2014 Judge’s Choice Winners, Tom Manaugh and Saïd Majdi of Stop Groundwater Plan — Save $8 Billion
Team member Tom Manaugh tells us more about his team and their water plan:
What inspired you to submit a proposal to the Climate CoLab?
We learned of Climate CoLab this year and actually entered the contest to get practice on the online platform prior to submitting an entry in 2015 on a topic dealing with renewable energy. We still have plans to submit an entry in 2015 on an ambitious green energy project we call “Energy Island.”
How long did you work on the idea before entering it into the Climate CoLab?
Saïd, a consultant in the transportation and energy industry, and I met informally during a community outreach event at a local mosque in 2013. We had a meeting after Saïd showed interest in the Energy Island invention that I got patented in 2012, and an informal collaboration evolved from there. Eventually, we created www.powerplant2100.com and submitted a provisional patent application to the U.S. Patent Office for an invention regarding energy storage.
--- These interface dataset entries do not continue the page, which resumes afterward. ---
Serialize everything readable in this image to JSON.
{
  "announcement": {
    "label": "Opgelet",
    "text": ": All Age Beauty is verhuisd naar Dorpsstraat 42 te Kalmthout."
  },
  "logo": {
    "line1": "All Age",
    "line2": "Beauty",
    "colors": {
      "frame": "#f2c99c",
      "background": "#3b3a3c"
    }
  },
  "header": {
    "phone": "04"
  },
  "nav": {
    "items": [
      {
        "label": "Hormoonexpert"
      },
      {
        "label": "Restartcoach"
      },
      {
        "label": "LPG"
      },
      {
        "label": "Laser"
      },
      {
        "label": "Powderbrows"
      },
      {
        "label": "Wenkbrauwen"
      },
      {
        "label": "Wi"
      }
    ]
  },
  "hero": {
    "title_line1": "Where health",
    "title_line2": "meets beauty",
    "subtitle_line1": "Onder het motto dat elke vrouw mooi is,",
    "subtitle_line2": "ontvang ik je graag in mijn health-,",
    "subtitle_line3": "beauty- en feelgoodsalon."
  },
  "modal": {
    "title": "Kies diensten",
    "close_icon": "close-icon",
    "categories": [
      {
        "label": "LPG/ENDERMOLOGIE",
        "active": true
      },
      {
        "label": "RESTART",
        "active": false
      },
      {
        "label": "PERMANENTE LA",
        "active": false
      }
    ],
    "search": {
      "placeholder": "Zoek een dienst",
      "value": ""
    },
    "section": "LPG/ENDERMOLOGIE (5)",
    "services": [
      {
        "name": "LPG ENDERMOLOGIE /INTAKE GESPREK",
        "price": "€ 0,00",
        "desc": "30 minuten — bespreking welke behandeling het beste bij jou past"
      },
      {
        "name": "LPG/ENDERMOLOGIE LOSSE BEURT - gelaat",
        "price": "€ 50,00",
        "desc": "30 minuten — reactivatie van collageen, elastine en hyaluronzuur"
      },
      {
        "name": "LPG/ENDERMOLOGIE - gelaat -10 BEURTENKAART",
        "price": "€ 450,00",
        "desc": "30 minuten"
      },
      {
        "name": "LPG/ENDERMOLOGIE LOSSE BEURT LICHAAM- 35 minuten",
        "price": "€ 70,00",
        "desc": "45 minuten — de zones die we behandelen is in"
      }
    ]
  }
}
With only a few days left before the Climate CoLab deadline, we were lucky to have made it into the Adaptation to Climate Change Contest with a rather hastily written proposal to improve on a troubled plan we saw described in a news report—a plan to combat water scarcity in Las Vegas, Nevada, with massive pumping and transport of groundwater. The plan was clearly one that was too narrowly focused, too expensive, too environmentally destructive, too short-term, and too mired in controversy and lawsuits. Basing a new plan on systems thinking and our knowledge of energy and water issues, we wrote an alternative plan called “The Desalination Plan.” (Sara Manaugh offered very good editing advice.) Even after becoming finalists, we continued to refine our plan, based on feedback from judges and others. Those refinements are posted on our entry’s comments page.
The Climate CoLab has provided an effective collaboration platform that has facilitated the development of our proposed plan. Feedback from the judges and other experts was a major contributor to the final quality of our contest entry.
Literally millions of people can get long-term benefits if the groundwater plan is stopped and a better plan is adopted. Furthermore, the habitats for millions of creatures will not be destroyed as natural springs dry up. An opportunity to see our idea benefit people and the planet is something we feel committed to pursue.
“You never change things by fighting the existing reality. To change something, build a new model that makes the existing model obsolete.” – Buckminster Fuller
What are you most hoping to get out of the upcoming Climate CoLab conference?
We expect to enjoy meeting many interesting and creative people, develop new relationships and create opportunities for future collaboration. We hope that an implementer will see that a small amount of support for our work could result in very large, long-term positive results.
See other Spotlights of Climate CoLab winners, Fellows and Advisors here: https://www.climatecolab.org/web/guest/search#search=searchPhrase:spotlight